Is life a game of chance?
Posted on Thursday March 05, 2020

To help answer one of the great existential questions -- how did life begin? -- a new study combines biological and cosmological models. A professor looked at how life's building blocks could spontaneously form in the universe -- a process known as abiogenesis.

Impact of satellite constellations on astronomical observations
Posted on Thursday March 05, 2020

Astronomers have recently raised concerns about the impact of satellite mega-constellations on scientific research. To better understand the effect these constellations could have on astronomical observations, ESO commissioned a scientific study of their impact, focusing on observations with ESO telescopes in the visible and infrared but also considering other observatories.

Organic molecules discovered by Curiosity Rover consistent with early life on Mars
Posted on Thursday March 05, 2020

Organic compounds called thiophenes are found on Earth in coal, crude oil and oddly enough, in white truffles, the mushroom beloved by epicureans and wild pigs. Thiophenes were also recently discovered on Mars, and astrobiologists think their presence would be consistent with the presence of early life on Mars. This study explores some of the possible pathways for thiophenes' origins on the red planet.

Scientists shed light on mystery of dark matter
Posted on Tuesday March 03, 2020
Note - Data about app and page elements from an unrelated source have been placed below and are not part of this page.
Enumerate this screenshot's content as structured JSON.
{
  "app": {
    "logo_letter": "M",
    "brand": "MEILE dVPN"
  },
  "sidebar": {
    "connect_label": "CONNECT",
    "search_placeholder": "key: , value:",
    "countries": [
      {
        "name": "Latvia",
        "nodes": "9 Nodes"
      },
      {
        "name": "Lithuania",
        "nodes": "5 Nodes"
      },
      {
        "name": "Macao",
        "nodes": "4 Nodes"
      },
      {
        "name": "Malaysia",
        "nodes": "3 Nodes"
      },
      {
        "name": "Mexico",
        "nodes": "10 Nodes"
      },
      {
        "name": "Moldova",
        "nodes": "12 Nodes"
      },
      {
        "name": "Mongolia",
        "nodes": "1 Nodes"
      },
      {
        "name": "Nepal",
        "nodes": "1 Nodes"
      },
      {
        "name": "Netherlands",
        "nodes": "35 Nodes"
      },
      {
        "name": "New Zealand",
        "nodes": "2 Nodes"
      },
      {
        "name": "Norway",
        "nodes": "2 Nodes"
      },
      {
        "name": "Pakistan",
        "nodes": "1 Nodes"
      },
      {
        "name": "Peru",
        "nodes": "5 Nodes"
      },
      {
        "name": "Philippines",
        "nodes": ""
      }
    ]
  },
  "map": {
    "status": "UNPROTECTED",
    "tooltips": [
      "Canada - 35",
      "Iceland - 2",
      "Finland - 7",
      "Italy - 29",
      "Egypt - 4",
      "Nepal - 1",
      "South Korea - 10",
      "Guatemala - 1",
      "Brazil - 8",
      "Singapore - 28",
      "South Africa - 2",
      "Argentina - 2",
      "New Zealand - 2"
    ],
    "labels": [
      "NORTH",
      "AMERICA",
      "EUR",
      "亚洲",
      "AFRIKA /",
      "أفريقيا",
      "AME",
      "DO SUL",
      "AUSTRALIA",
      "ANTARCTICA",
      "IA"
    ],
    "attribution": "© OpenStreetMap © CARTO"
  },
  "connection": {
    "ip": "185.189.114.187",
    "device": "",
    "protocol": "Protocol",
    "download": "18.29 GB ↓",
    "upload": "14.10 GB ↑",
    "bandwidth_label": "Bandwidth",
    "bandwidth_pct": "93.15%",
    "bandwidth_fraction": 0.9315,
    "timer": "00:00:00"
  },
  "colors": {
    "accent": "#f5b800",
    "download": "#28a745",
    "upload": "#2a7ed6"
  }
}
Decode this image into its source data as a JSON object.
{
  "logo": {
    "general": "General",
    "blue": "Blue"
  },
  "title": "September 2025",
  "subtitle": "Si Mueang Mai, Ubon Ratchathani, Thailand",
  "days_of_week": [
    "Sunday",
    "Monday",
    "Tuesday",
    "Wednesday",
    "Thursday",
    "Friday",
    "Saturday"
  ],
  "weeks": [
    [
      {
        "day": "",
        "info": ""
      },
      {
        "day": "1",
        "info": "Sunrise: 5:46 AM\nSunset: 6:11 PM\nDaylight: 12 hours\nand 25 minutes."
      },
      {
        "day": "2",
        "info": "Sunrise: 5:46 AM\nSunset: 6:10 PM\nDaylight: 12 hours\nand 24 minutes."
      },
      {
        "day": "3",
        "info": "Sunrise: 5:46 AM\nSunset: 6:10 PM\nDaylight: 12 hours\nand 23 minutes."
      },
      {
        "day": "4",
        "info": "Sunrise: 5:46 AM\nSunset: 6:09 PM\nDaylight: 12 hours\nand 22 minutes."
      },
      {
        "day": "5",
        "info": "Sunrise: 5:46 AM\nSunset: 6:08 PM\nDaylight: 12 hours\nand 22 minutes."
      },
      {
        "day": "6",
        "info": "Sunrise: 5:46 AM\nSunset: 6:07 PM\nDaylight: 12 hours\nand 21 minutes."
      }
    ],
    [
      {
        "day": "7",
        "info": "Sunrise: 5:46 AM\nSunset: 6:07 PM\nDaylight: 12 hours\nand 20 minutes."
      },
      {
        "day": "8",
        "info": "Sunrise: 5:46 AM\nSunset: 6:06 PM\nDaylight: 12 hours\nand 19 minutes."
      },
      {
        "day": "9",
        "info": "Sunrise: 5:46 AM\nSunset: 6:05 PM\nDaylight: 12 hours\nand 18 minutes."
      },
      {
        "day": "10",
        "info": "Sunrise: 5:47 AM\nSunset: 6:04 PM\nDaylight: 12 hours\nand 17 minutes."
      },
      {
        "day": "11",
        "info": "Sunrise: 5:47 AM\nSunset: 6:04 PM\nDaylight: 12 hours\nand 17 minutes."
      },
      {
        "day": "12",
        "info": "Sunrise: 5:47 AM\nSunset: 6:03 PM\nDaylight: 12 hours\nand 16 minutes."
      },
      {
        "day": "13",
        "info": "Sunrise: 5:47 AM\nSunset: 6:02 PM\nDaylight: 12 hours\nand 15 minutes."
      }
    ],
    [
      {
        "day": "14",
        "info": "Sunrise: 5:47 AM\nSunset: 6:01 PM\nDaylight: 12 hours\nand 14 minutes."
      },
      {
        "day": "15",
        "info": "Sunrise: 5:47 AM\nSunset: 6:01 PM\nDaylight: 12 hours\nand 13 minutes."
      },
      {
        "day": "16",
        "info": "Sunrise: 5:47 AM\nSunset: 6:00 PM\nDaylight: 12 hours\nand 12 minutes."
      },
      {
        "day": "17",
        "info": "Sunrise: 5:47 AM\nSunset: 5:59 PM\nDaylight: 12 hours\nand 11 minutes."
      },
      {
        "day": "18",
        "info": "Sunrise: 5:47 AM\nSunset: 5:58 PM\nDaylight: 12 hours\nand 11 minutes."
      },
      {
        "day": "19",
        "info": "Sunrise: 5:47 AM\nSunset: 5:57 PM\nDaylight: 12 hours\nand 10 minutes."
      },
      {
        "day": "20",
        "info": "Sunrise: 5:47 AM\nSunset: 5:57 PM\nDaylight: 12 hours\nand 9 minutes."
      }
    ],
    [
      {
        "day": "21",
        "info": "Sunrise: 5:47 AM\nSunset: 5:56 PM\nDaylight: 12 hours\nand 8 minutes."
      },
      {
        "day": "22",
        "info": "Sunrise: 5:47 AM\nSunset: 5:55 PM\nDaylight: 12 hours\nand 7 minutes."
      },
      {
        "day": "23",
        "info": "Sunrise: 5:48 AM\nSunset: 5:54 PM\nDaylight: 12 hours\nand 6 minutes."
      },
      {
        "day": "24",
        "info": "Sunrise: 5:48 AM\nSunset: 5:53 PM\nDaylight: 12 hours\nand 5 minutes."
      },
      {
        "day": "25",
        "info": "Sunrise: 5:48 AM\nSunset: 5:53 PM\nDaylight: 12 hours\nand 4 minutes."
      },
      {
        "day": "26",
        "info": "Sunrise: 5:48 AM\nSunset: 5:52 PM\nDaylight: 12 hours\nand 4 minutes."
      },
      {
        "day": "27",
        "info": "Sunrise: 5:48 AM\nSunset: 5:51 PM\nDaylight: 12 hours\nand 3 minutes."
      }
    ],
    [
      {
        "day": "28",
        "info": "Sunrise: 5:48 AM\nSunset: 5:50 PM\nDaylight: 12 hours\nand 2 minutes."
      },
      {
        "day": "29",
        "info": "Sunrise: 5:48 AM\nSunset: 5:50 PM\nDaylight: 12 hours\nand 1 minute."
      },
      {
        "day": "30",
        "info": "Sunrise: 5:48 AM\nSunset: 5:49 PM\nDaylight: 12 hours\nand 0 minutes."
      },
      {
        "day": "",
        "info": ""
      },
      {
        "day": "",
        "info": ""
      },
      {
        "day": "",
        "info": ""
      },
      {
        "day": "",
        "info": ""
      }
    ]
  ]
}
Nuclear physicists are putting forward a new candidate for dark matter -- a particle they recently discovered called the d-star hexaquark.

New telescope observations shed new light on black hole ejections
Posted on Tuesday March 03, 2020

A black hole, ejecting material at close to the speed of light, has been observed using e-MERLIN, the UK's radio telescope array.

What if mysterious 'cotton candy' planets actually sport rings?
Posted on Monday March 02, 2020

Some of the extremely low-density, 'cotton candy like' exoplanets called super-puffs may actually have rings, according to new research.

Space weather model gives earlier warning of satellite-killing radiation storms
Posted on Monday March 02, 2020

A new machine-learning computer model accurately predicts damaging radiation storms caused by the Van Allen belts two days prior to the storm, the most advanced notice to date, according to a new article.

Life on Titan cannot rely on cell membranes, according to computational simulations
Posted on Monday March 02, 2020

Researchers have made a new contribution to the ongoing search into the possibility of life on Titan, Saturn's largest moon. Using quantum mechanical calculations, they have shown that azotosomes, a proposed alternative to cell membranes, could not form under the conditions there.

Two stars merged to form massive white dwarf
Posted on Monday March 02, 2020

A massive white dwarf star with a bizarre carbon-rich atmosphere could be two white dwarfs merged together, and only narrowly avoided destruction.

Scientists seize rare chance to watch faraway star system evolve
Posted on Monday March 02, 2020

Findings suggest that the planet DS Tuc Ab -- which orbits a star in a binary system -- formed without being heavily impacted by the gravitational pull of the second star.







Back to Top BACK TO TOP